I am an Igorot, a Filipino, an earthling. My ethnicity may have made me different, but so does yours and the others out there. Our disparities may be glaring at times, however, if we look through our heart, we will notice our commonality as human beings.

Saturday, July 25, 2009

Cordillera and Igorot Misconceptions

Why can't others get these things right about the Cordillera and the Igorots? I saw lots of websites, blogs and articles correcting these common misconceptions but it seems some people remain uninformed (or they just prefer to ignore the facts and to remain ignorant?)

First, let's clarify what Igorot means. Igorot is believed to have been originated from the Tagalog term i-gulod, meaning people from the hilltop/upland/mountain (i-n. pref. meaning from + gulod, Tagalog term for hilltop). It now evolved to refer to the people from the Cordillera and Caraballo mountain ranges of Northern Luzon. It is unthinkable how such neutral term evolved and gathered backward and inferior connotations along the way that some Cordillerans don't want to be identified or called Igorots.
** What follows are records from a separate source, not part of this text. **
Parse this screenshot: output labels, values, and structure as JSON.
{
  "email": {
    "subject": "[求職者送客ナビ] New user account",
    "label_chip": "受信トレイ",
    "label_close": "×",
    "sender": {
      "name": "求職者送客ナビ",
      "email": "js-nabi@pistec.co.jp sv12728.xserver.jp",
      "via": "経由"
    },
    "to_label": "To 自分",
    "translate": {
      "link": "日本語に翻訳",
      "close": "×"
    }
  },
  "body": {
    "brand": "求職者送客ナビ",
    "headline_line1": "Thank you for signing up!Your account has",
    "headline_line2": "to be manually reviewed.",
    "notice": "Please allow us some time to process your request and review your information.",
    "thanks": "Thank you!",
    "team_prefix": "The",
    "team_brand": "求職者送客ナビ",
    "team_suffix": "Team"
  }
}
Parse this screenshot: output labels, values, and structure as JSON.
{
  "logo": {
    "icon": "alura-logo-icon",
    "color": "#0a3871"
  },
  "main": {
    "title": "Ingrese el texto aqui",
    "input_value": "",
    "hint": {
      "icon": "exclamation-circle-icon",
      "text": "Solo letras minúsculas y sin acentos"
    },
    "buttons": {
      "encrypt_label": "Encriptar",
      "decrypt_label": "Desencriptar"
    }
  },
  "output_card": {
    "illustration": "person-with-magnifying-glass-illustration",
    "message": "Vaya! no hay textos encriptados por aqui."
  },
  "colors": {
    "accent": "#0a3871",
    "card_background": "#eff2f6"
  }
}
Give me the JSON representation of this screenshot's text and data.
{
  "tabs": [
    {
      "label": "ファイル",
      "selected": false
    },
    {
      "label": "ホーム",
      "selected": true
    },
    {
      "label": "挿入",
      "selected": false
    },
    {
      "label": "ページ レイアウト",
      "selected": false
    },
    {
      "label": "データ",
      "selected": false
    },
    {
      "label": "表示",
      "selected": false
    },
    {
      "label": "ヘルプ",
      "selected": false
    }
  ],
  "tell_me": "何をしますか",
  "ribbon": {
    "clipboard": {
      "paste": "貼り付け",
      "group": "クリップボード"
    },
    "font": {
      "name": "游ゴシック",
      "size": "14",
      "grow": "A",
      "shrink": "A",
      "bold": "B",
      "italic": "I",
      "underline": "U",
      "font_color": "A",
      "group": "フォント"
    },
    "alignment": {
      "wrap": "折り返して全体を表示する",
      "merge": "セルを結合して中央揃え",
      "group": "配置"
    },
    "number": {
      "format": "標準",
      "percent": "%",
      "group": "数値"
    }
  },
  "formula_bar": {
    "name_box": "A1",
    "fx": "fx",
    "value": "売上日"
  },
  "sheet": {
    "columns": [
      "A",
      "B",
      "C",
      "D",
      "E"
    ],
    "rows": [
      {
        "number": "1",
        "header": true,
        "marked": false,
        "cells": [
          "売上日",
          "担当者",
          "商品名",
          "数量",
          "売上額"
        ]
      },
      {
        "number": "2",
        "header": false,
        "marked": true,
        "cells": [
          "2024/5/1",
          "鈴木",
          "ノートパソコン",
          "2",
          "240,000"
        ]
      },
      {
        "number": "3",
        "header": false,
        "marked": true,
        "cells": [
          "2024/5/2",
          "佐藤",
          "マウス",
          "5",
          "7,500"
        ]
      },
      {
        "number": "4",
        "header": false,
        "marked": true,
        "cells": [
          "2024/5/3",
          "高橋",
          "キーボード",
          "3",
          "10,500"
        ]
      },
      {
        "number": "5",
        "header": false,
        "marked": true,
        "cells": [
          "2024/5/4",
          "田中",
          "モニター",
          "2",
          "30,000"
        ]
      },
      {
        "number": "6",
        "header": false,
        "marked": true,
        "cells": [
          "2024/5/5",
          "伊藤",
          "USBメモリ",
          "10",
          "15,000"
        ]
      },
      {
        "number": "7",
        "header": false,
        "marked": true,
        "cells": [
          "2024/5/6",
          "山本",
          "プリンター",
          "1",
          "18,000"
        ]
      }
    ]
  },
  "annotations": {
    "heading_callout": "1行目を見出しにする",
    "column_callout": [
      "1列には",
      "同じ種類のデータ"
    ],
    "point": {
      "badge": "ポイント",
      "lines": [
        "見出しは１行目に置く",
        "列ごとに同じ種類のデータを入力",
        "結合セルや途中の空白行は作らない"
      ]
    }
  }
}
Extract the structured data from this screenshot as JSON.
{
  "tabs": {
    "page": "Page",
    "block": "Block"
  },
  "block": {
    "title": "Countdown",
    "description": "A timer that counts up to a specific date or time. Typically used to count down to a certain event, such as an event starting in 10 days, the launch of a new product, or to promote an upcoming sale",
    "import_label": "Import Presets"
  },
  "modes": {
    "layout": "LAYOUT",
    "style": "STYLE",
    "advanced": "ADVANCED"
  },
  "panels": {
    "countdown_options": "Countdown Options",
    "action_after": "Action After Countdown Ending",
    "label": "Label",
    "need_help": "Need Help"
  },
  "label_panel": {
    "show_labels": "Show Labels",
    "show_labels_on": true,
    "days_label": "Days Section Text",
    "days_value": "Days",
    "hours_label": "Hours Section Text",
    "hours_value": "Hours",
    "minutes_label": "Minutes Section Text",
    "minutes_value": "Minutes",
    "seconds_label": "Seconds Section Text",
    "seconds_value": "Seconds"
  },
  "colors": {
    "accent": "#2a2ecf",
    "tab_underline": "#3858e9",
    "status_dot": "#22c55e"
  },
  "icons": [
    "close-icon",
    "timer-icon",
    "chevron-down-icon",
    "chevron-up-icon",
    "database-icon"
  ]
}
Now, here are some of the misconceptions I often encountered and have to correct and explain again and again:
  1. Igorots have tails. I think this assumption is from the "most ignorant of the ignorants". When I was in college, somebody who learned about my ethnicity asked where my tail is. Instead of harboring self-pity, I felt relief to know that Igorots are not the "stupidiest" people at all. I heard some Igorots discriminating but it did not dropped down to such level of attributing any unusual or abnormal physical traits to a certain group of people. Its astonishing that some do really believe on the existence of people who have tails.
  2. Igorots are short, dark-skinned with curly hairs. There's nothing wrong being an Aeta, Agta or Ati - of being short, dark with curly hair at the same time but such description never fits generally any of the Igorot tribes. I meet some Kalingas and I-Bontocs who can be considered dark-skinned but they are tall and seldom got curly hair. The Kankanaeys maybe short but they are fair to light complexioned.
  3. Igorots still use casually their traditional g-string. Some old folks may use their wanes (g-string) from time to time but I don't think the younger generation will find it appealing to use such for daily wear. Aside from its high price, I find it harder to loop and strap the wanes right than donning a pair of jeans. Nowadays, wanes are used in cultural presentations.
  4. Baguio is Benguet and vice-versa. Correction, Baguio City is a chartered city located in the province of Benguet. Is that clear? If not, go get a map of the Philippines or of Northern Philippines and you will not miss to notice that Baguio is within Benguet.
  5. Strawberry and cut flowers are produced in Baguio City. Sorry, this is wrong. There maybe some flower gardens in Baguio but most cut flowers and strawberry are from La Trinidad, the capital town of Benguet. As for the so called "Baguio vegetables", they are actually from all over Benguet.
I hope that somehow, this post will help enlighten those who don't know much about the Cordillera region and its people. I will surely post more as soon as I sort them out.